They utilized as many of their design principles as they could in a conference setting and as a result I was more engaged and learned far more than a typical conference. We were all assigned to a "crew" as in "there are no passengers, we are all crew" which comes from Outward Bound. We engaged daily with our crew members. Every session was led by current practitioners, teachers and principals, and I don't think I saw one powerpoint the whole time I was there. Each session had an agenda and posted learning targets and utilized active learning strategies. All in all, an amazing experience and for this normally shy guy, I interacted with way more people than I ever would have because of those strategies. I am going to share more EL thoughts as time goes by but just had to write briefly about this experience joining an adult learning "crew".
Sunday, March 8, 2009

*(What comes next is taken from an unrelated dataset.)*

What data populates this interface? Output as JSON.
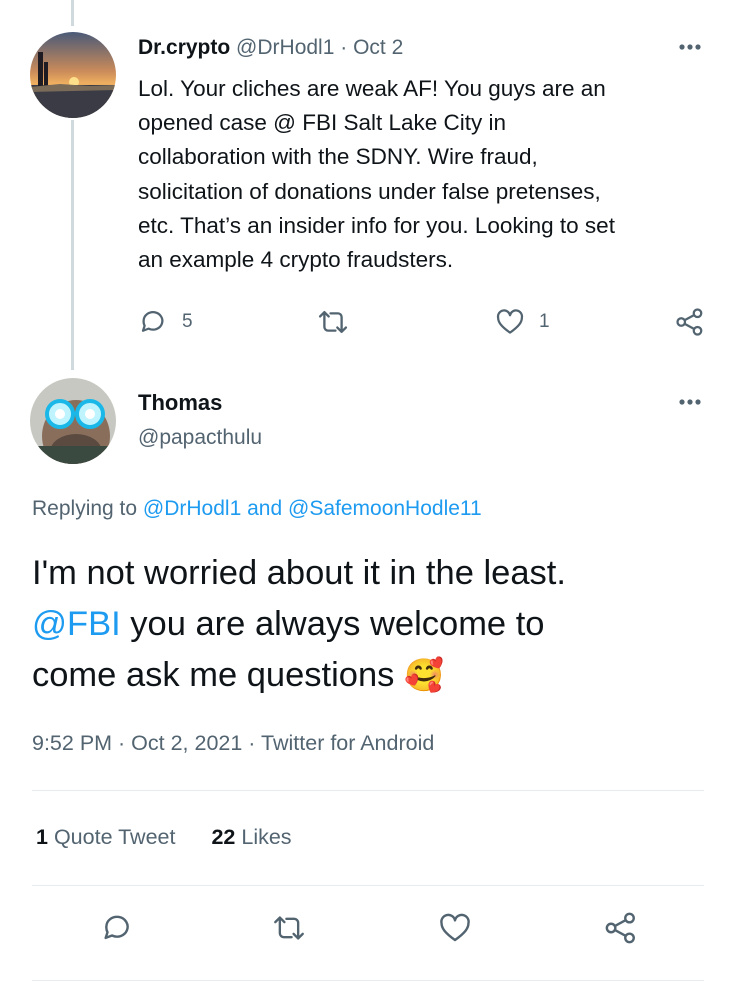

I was able to attend the Expeditionary Learning (EL) national conference in Baltimore last Thursday, Friday and Saturday. It was an amazing learning experience for me. EL has been around since 1992 and got its start from an idea to transfer some of the learning principles of Outward Bound into classrooms and schools. It now has a few hundred schools in the national, both regular public and charter. I have had a personal interest in EL for many years now, but that interest never really went beyond reading books, articles, and looking at their website. Attending the conference has increased that interest about ten fold. I tend to be pretty cynical about conferences in general. They seem like a lot of money, there is a cattle call mentality to them, and I am generally suspicious of people who become, for lack of better words, professional presenters. This conference was completely different.